It started like any other sparkling wine opening. Peel the foil, un-hook the cage, cautiously reposition bottle so one hand is on the top and the other is able to twist the bottom of the bottle. Normally what happens at this point with a properly chilled bottle of bubbles is that the cork gently pushes out with a quiet “pssssst” and we go on our merry way. This time the cork didn’t budge. It didn’t even move a bit! I gently twisted, then twisted a bit more and out came the cork but no hiss. Suddenly I realized that only the top part of the cork had twisted off, leaving the small compressed bit inside the bottle of wine. Several scenarios went through my head, none of them are advisable under normal circumstances and all come with a level of danger that I would not recommend to any person. Remember, sparkling wine bottles are a grenade in glass and I had just pulled the pin. I quickly took the bottle outside in our back yard to prevent unnecessary damage to our home and then set about working on getting the bottle open.

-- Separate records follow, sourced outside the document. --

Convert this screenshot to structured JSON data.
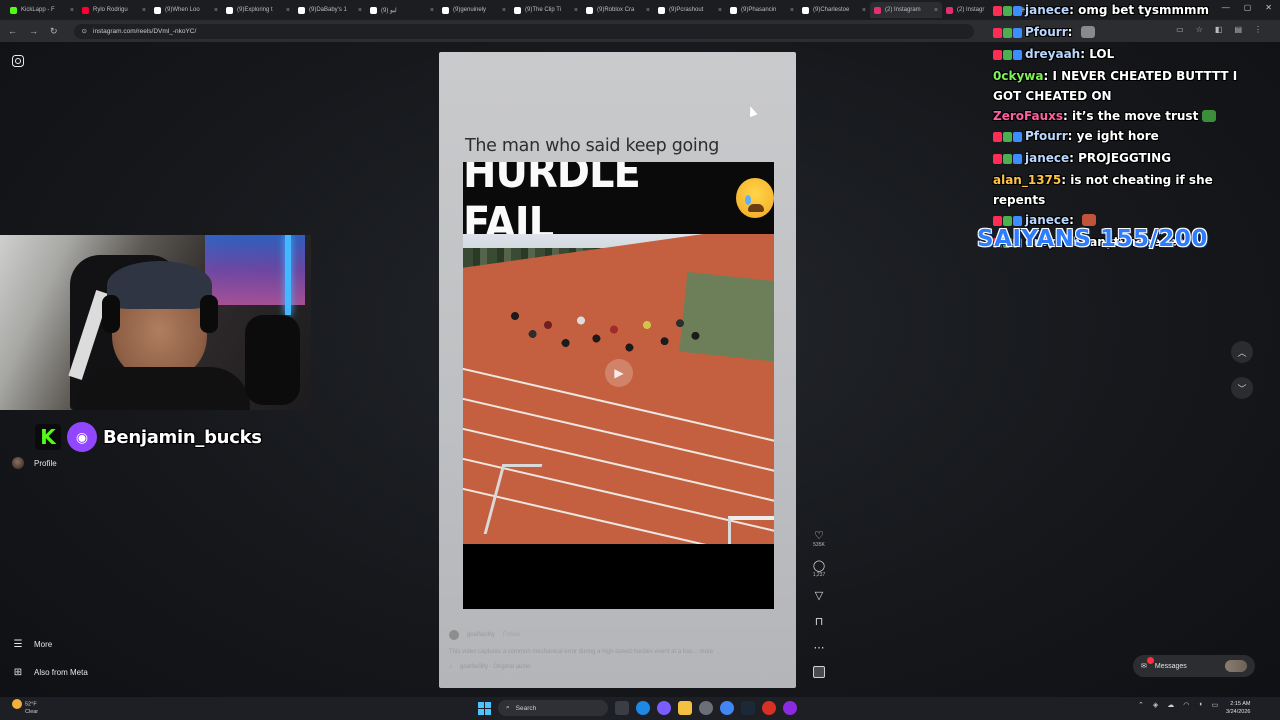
{
  "browser": {
    "tabs": [
      {
        "label": "KickLapp - F",
        "color": "#53fc18"
      },
      {
        "label": "Rylo Rodrigu",
        "color": "#ff0033"
      },
      {
        "label": "(9)When Loo",
        "color": "#ffffff"
      },
      {
        "label": "(9)Exploring t",
        "color": "#ffffff"
      },
      {
        "label": "(9)DaBaby's 1",
        "color": "#ffffff"
      },
      {
        "label": "ليو (9)",
        "color": "#ffffff"
      },
      {
        "label": "(9)genuinely",
        "color": "#ffffff"
      },
      {
        "label": "(9)The Clip Ti",
        "color": "#ffffff"
      },
      {
        "label": "(9)Roblox Cra",
        "color": "#ffffff"
      },
      {
        "label": "(9)Pcrashout",
        "color": "#ffffff"
      },
      {
        "label": "(9)Phasancin",
        "color": "#ffffff"
      },
      {
        "label": "(9)Charlestoe",
        "color": "#ffffff"
      },
      {
        "label": "(2) Instagram",
        "color": "#e1306c"
      },
      {
        "label": "(2) Instagr",
        "color": "#e1306c"
      }
    ],
    "url": "instagram.com/reels/DVml_-nkoYC/"
  },
  "instagram": {
    "rail": {
      "profile": "Profile",
      "more": "More",
      "also_from_meta": "Also from Meta"
    },
    "reel": {
      "title": "The man who said keep going",
      "caption_big": "HURDLE FAIL",
      "author": "goalfacility",
      "follow": "Follow",
      "description": "This video captures a common mechanical error during a high-speed hurdles event at a trac... more",
      "audio": "goalfacility · Original audio",
      "likes": "535K",
      "comments": "1,237"
    },
    "messages": "Messages"
  },
  "stream": {
    "streamer_name": "Benjamin_bucks",
    "chat": [
      {
        "user": "janece",
        "user_color": "#b9d7ff",
        "badges": true,
        "message": "omg bet tysmmmm"
      },
      {
        "user": "Pfourr",
        "user_color": "#b9d7ff",
        "badges": true,
        "message": "",
        "emote": true
      },
      {
        "user": "dreyaah",
        "user_color": "#b9d7ff",
        "badges": true,
        "message": "LOL"
      },
      {
        "user": "0ckywa",
        "user_color": "#7ff05a",
        "badges": false,
        "message": "I NEVER CHEATED BUTTTT I GOT CHEATED ON"
      },
      {
        "user": "ZeroFauxs",
        "user_color": "#ff5fa2",
        "badges": false,
        "message": "it’s the move trust",
        "emote": true
      },
      {
        "user": "Pfourr",
        "user_color": "#b9d7ff",
        "badges": true,
        "message": "ye ight hore"
      },
      {
        "user": "janece",
        "user_color": "#b9d7ff",
        "badges": true,
        "message": "PROJEGGTING"
      },
      {
        "user": "alan_1375",
        "user_color": "#ffc34a",
        "badges": false,
        "message": "is not cheating if she repents"
      },
      {
        "user": "janece",
        "user_color": "#b9d7ff",
        "badges": true,
        "message": "",
        "emote": true
      },
      {
        "user": "dreyaah",
        "user_color": "#b9d7ff",
        "badges": true,
        "message": "anytimeeeeee"
      }
    ],
    "goal": "SAIYANS 155/200"
  },
  "taskbar": {
    "weather_temp": "52°F",
    "weather_desc": "Clear",
    "search": "Search",
    "time": "2:15 AM",
    "date": "3/24/2026"
  }
}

- Pull the cork out with a corkscrew?
No! This puts your hands and face directly in the path of the pressure coming from the bottle and is extremely dangerous. Not even I was that crazy!
2. Try to dislodge the cork by shaking the bottle.

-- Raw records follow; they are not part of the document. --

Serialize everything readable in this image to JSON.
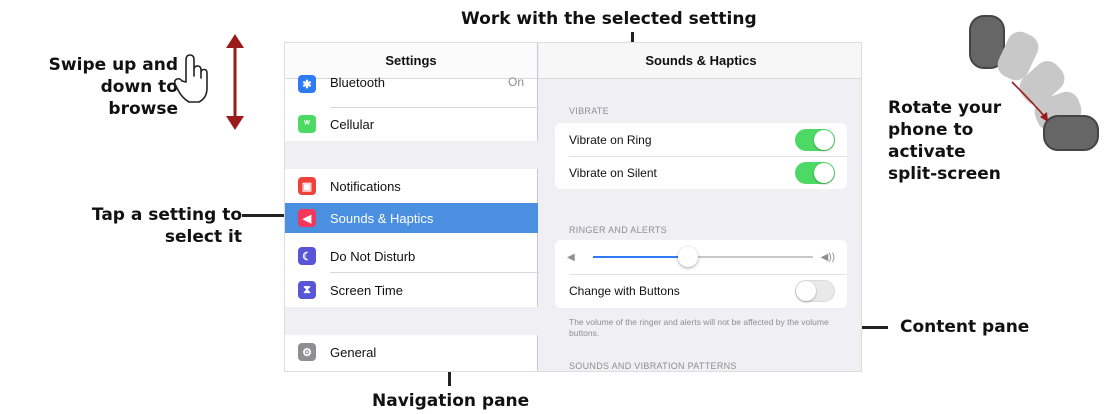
{
  "callouts": {
    "swipe": [
      "Swipe up and",
      "down to browse"
    ],
    "select": [
      "Work with the selected setting"
    ],
    "tap": [
      "Tap a setting to",
      "select it"
    ],
    "rotate": [
      "Rotate your",
      "phone to",
      "activate",
      "split-screen"
    ],
    "content": [
      "Content pane"
    ],
    "navigation": [
      "Navigation pane"
    ]
  },
  "nav": {
    "title": "Settings",
    "items": [
      {
        "label": "Bluetooth",
        "value": "On",
        "icon": "bluetooth-icon",
        "color": "#2f7bf6"
      },
      {
        "label": "Cellular",
        "value": "",
        "icon": "cellular-icon",
        "color": "#4cd964"
      },
      {
        "label": "Notifications",
        "value": "",
        "icon": "notifications-icon",
        "color": "#f0423a"
      },
      {
        "label": "Sounds & Haptics",
        "value": "",
        "icon": "sounds-icon",
        "color": "#f2375b"
      },
      {
        "label": "Do Not Disturb",
        "value": "",
        "icon": "moon-icon",
        "color": "#5856d6"
      },
      {
        "label": "Screen Time",
        "value": "",
        "icon": "hourglass-icon",
        "color": "#5856d6"
      },
      {
        "label": "General",
        "value": "",
        "icon": "gear-icon",
        "color": "#8e8e93"
      }
    ],
    "selected": "Sounds & Haptics"
  },
  "content": {
    "title": "Sounds & Haptics",
    "vibrate_label": "VIBRATE",
    "vibrate_on_ring": {
      "label": "Vibrate on Ring",
      "on": true
    },
    "vibrate_on_silent": {
      "label": "Vibrate on Silent",
      "on": true
    },
    "ringer_label": "RINGER AND ALERTS",
    "ringer_volume": 0.43,
    "change_with_buttons": {
      "label": "Change with Buttons",
      "on": false
    },
    "footnote": "The volume of the ringer and alerts will not be affected by the volume buttons.",
    "patterns_label": "SOUNDS AND VIBRATION PATTERNS"
  },
  "colors": {
    "accent": "#4a8fe0",
    "toggle_on": "#4cd964",
    "arrow": "#9b1b1b",
    "phone_dark": "#666666",
    "phone_light": "#c8c8c8"
  }
}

In theory, this should have worked. I pointed the bottle away from anything and anyone which could have been injured and shook vigorously. However, I was unsuccessful.
3. Bang the base of the bottle on something hard to dislodge the cork.
I’ve seen this work for still wines so why shouldn’t it work for sparkling. I fully expected the cork remnant to come flying out. This was not the case and after denting our stairs, much to my husband’s chagrin since he just built them, I decided to reconsider.
At last I was left with no other option. I could only saber the bottle open. There was only one problem. I had never had the guts to saber one open before. Of course, like any good wine professional, I knew the theory behind how to make it work but had never actually done it. I stocked up on safety gear such as safety glasses, an oven mitt, and my apron to protect from flying shards (or at least that’s what I told myself). I found our large chopping knife and then the seam on the bottle. I turned around to see my mother in law, son, and husband filming me. Fabulous! If I’m going to die, I might as well get it on video. I turned my eyes back to the bottle, placed the knife, and prayed. As I sliced up the neck, along the seam created by the mould, and hit the finish of the bottle. Off it popped and flew across the lawn. I had successfully solved the problem and my mother in law had her bubbles for the evening! However DO NOT TRY THIS AT HOME!!!
Opened successfully with a corkscrew – no such issues
none of your suggestions worked for me when I had the cork break on a bottle of champagne.
A corkscrew worked excellently.
Really you should delete what you’ve written here, sticking a knife in a high pressure bottle is dangerously bad advice.
Sorry this didn’t work for you. As a point of clarification you should never stick a knife into a bottle of sparkling wine. The idea is to run the knife up the seam of the glass and strike the finish of the bottle (rim around the opening) to cause it to pop off. I definitely DON’T recommend trying this at home if you haven’t been instructed on proper technique from a professional.
yes it does work. I just did it. Thank you!
to the person who commented on you should never stick a knife in a bottle, I’ll say only this: You should always read the entire paragraph before commenting and forging an opinion.
Thanks Jude. Glad it helped you!
I’m a longtime bartender, and I have never had a dry cork with a bottle of bubbles (I have opened hundreds) UNTIL today! However, lacking a saber, or anything I could trust equivalent, I did use a corkscrew. I did not use my waiter’s key, but used one of those gull wing types that are common in most homes. Slow, steady insertion, with the bottle at the usual 45° angle, applying an even twist on the withdrawal, and I had no problems whatsoever. Do not fear the corkscrew, just use caution and the same safety principles for opening by hand and you will be sipping tiny bubbles in no time.
Glad it worked out!
The gull wing wine opener worked wonderfully on a champagne bottle with a broken cork. We put a couple of kitchen towels around it just to be safe.